October is about to end and Brexit – now at the door – could change the games.
In a positive or a negative way?
It is a question that everyone is asking, but apparently doubts about what could or could not happen for now remains uncertain, pending the agreement between the parties.
London – considered the “Big Apple” of Europe – has a very important role and position within the art market and its success is due in particular to the English regulatory model, which sees import taxes at 5% – the lowest in the EU – and Brexit could represent another opportunity for Great Britain to be even more competitive on the global market, implementing a regulatory review closer to its competitors USA (0%) and China (3%).
European Union legislation, with its complex bureaucracy and costly administration, allegedly penalized the London market by placing it in a position of disadvantage compared to its big rivals, New York and Hong Kong.
Brexit could therefore represent an interesting opportunity for Great Britain, free from the constraints of the EU, but it could also lead to a significant weakening of the market, since the exit from the European Union will stop the funds and financing of which the United Kingdom and its many museums and galleries have benefited from, not to mention individual artists.
An example of the monumental sculpture “Angel of the North” (1994-1998) by Antony Gormley located in Gateshead, was financed exactly thanks to EU funds.
Already at the time of the referendum many internationally renowned artists such as Tacita Dean, Wolfgang Tillmans, Michael Craig-Martin, Banksy, the aforementioned Antony Gormley and many others – had taken the side in favour of staying within the European Union by actively joining to the “Remain” campaign by creating works of art, posters and slogans.
Strong concerns were also expressed by historical institutions and institutional roles – from the director of Tate Nicholas Serota to Martin Roth – director of the Victoria & Albert Museum, also worried about the consequences of the lack of European subsidies dedicated to research.
But it’s not just about funding.

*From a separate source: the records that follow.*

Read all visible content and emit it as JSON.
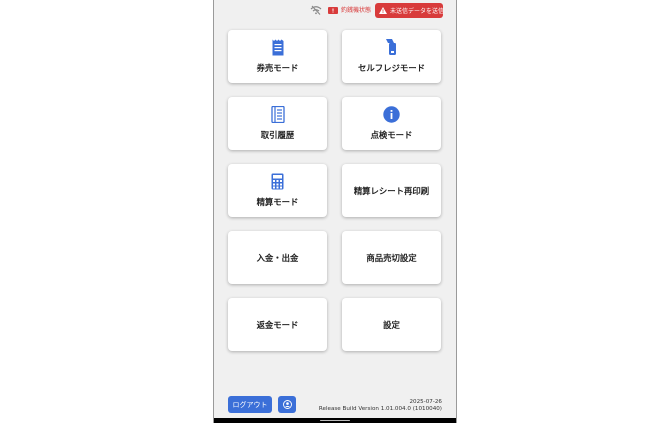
{
  "status_bar": {
    "printer_status": "釣銭機状態",
    "alert_label": "未送信データを送信",
    "colors": {
      "alert": "#d83b3b"
    }
  },
  "menu": {
    "ticket_sales": "券売モード",
    "self_register": "セルフレジモード",
    "transaction_history": "取引履歴",
    "inspection_mode": "点検モード",
    "settlement_mode": "精算モード",
    "reprint_receipt": "精算レシート再印刷",
    "deposit_withdraw": "入金・出金",
    "sold_out_settings": "商品売切設定",
    "refund_mode": "返金モード",
    "settings": "設定"
  },
  "icons": {
    "ticket_sales": "receipt-icon",
    "self_register": "handheld-scanner-icon",
    "transaction_history": "notebook-icon",
    "inspection_mode": "info-icon",
    "settlement_mode": "calculator-icon"
  },
  "footer": {
    "logout_label": "ログアウト",
    "date": "2025-07-26",
    "version": "Release Build Version 1.01.004.0 (1010040)"
  },
  "theme": {
    "accent": "#3b6fd8",
    "background": "#f0f0f0"
  }
}
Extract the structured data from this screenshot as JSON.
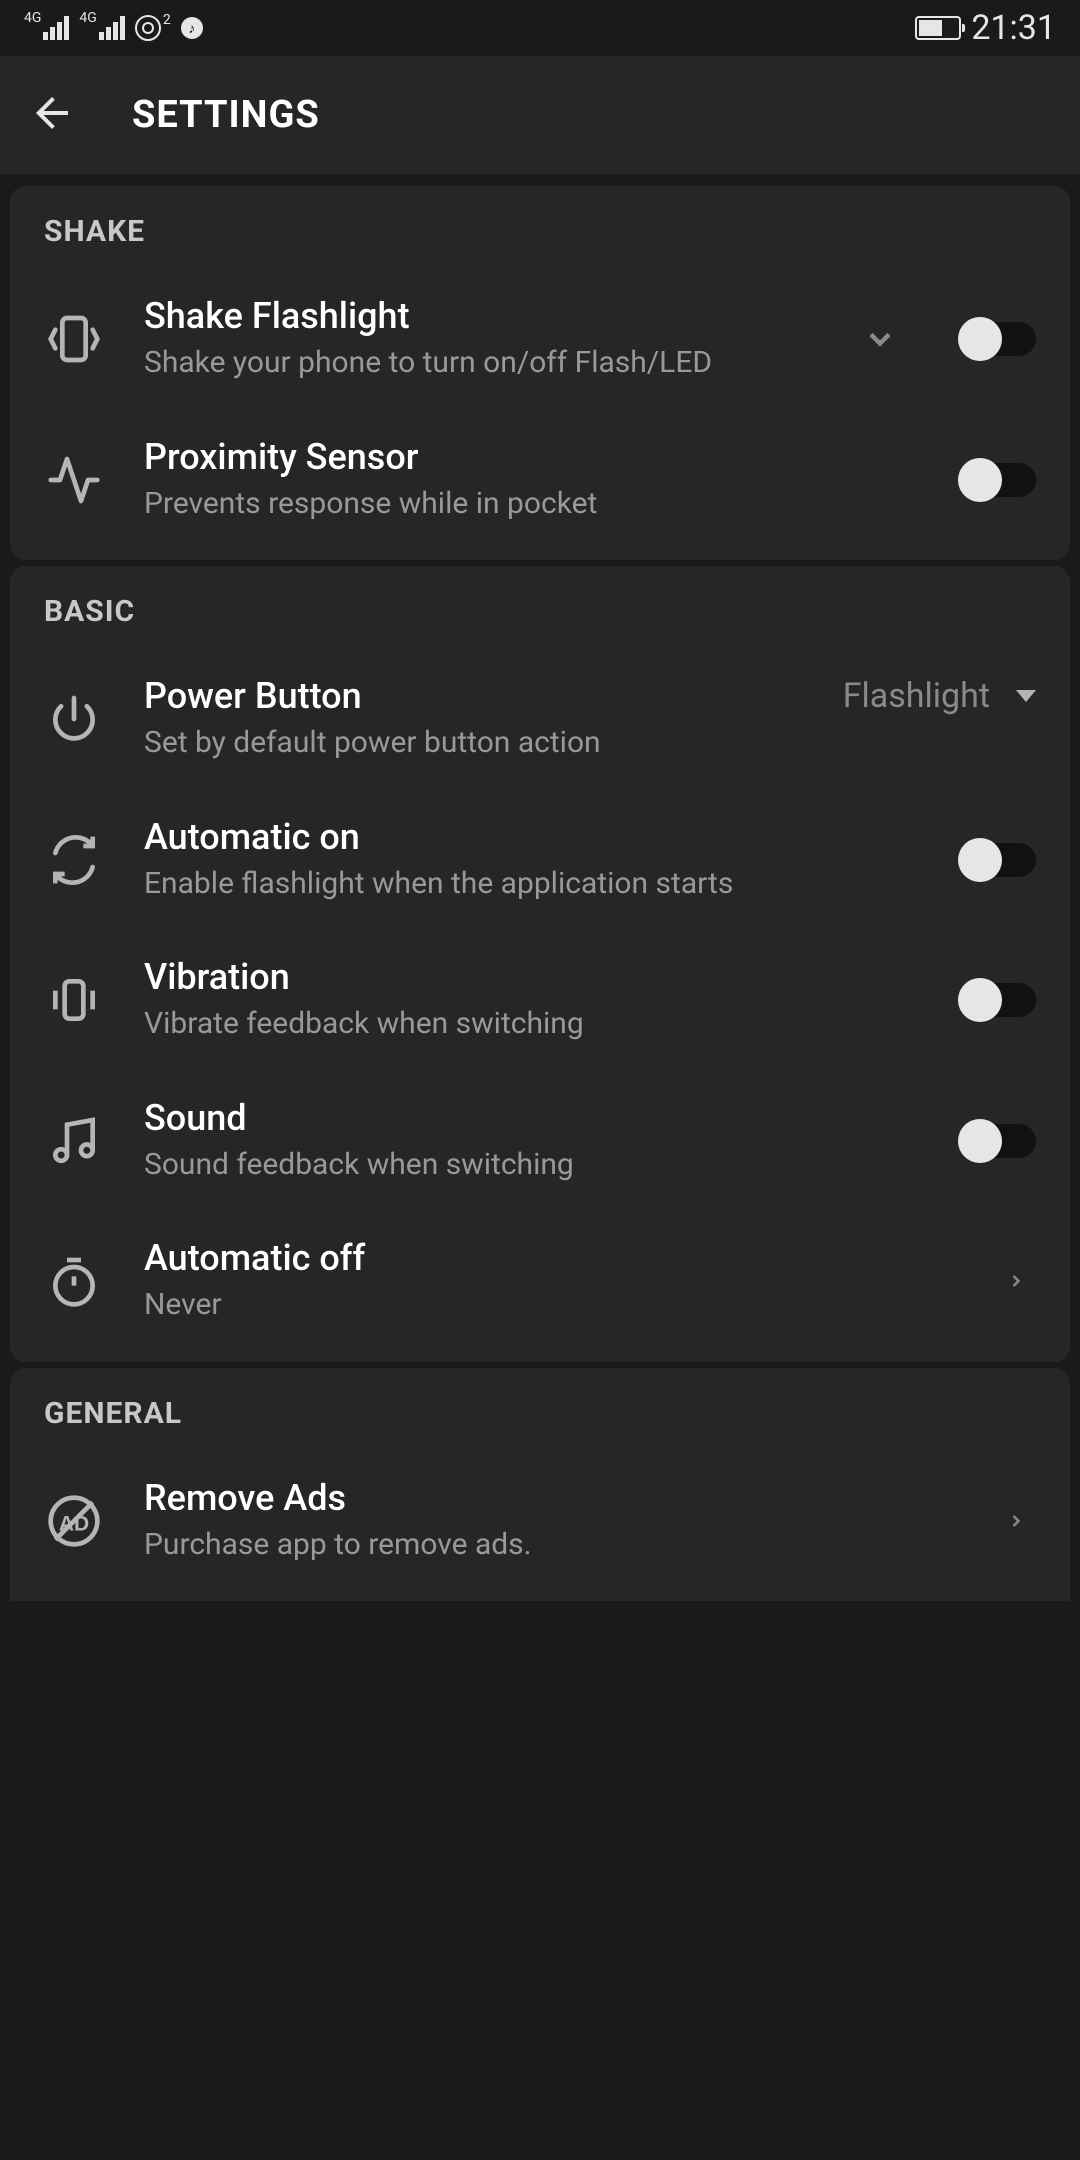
{
  "status": {
    "net_label": "4G",
    "hotspot_count": "2",
    "time": "21:31"
  },
  "header": {
    "title": "SETTINGS"
  },
  "sections": {
    "shake": {
      "header": "SHAKE",
      "shake_flashlight": {
        "title": "Shake Flashlight",
        "sub": "Shake your phone to turn on/off Flash/LED"
      },
      "proximity": {
        "title": "Proximity Sensor",
        "sub": "Prevents response while in pocket"
      }
    },
    "basic": {
      "header": "BASIC",
      "power_button": {
        "title": "Power Button",
        "value": "Flashlight",
        "sub": "Set by default power button action"
      },
      "auto_on": {
        "title": "Automatic on",
        "sub": "Enable flashlight when the application starts"
      },
      "vibration": {
        "title": "Vibration",
        "sub": "Vibrate feedback when switching"
      },
      "sound": {
        "title": "Sound",
        "sub": "Sound feedback when switching"
      },
      "auto_off": {
        "title": "Automatic off",
        "sub": "Never"
      }
    },
    "general": {
      "header": "GENERAL",
      "remove_ads": {
        "title": "Remove Ads",
        "sub": "Purchase app to remove ads."
      }
    }
  }
}
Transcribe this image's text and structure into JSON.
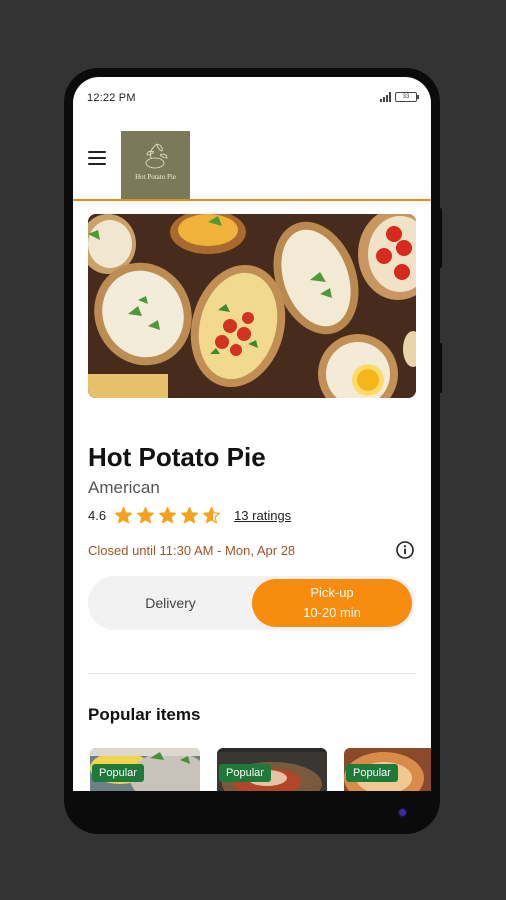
{
  "status_bar": {
    "time": "12:22 PM",
    "battery": "33"
  },
  "header": {
    "logo_text": "Hot Potato Pie"
  },
  "restaurant": {
    "name": "Hot Potato Pie",
    "cuisine": "American",
    "rating": "4.6",
    "rating_value": 4.6,
    "rating_max": 5,
    "ratings_link": "13 ratings",
    "status": "Closed until 11:30 AM - Mon, Apr 28"
  },
  "order_toggle": {
    "delivery_label": "Delivery",
    "pickup_label": "Pick-up",
    "pickup_time": "10-20 min",
    "selected": "pickup"
  },
  "popular": {
    "title": "Popular items",
    "items": [
      {
        "badge": "Popular"
      },
      {
        "badge": "Popular"
      },
      {
        "badge": "Popular"
      }
    ]
  },
  "colors": {
    "accent": "#f88c0e",
    "header_line": "#f28a1b",
    "badge": "#1f7a3a",
    "closed_text": "#a0542a",
    "star": "#f6a21a"
  },
  "icons": {
    "menu": "hamburger-menu-icon",
    "info": "info-icon",
    "star": "star-icon",
    "signal": "signal-icon",
    "battery": "battery-icon"
  }
}
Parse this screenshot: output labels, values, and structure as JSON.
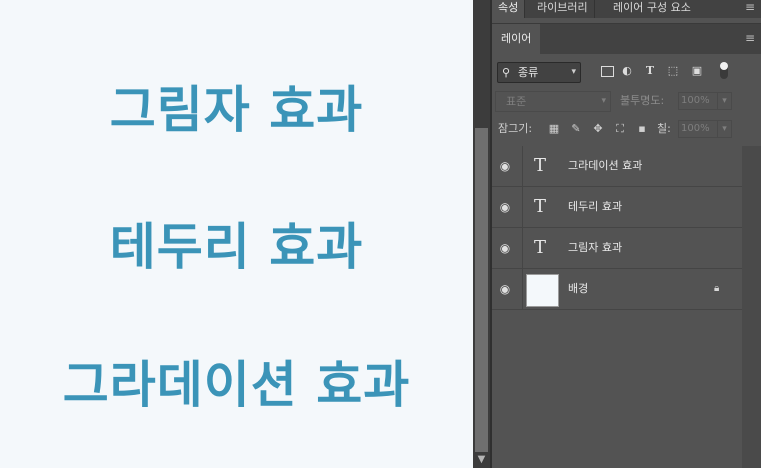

In addition to the disappearance of legal and economic facilities, the possible weakening of investments and the impact on the economy in general, other obstacles such as export licenses will also have to be taken into consideration.
Many of the leading players of the art-market are in fact evaluating a possible withdrawal of the works deposited in London, as Larry Gagosian, who apparently has already begun to move assets from London to the offices of Athens, Basel, Geneva and Paris.
Certainly London will no longer represent the world airport for the importation of works within the European Union and it is precisely the French capital that is preparing to take up the baton, having the second lowest European taxation with 5.5% .
Some important galleries – including White Cube, David Zwirner, Pace Gallery – are already planning to open Parisian offices and the city is ready to reap the rewards of moving capital, a situation that could therefore favour the French market.
Conversely, the galleries that have scheduled shows from November onwards have been organized in advance to bring the works to Great Britain, in order to avoid the risk of new rules on customs duties.
For now, despite the uncertainties, London continues to maintain its central role – just think of all the museums, galleries, international fairs and auction houses that have their headquarters here – and the good results obtained from the auctions just concluded and from the fair Frieze confirm it.
Regardless of favourable predictions or not, what emerges is the important repercussions on the global market implied by the United Kingdom leaving the European Union that make the close correlation between art, politics and the economy even clearer.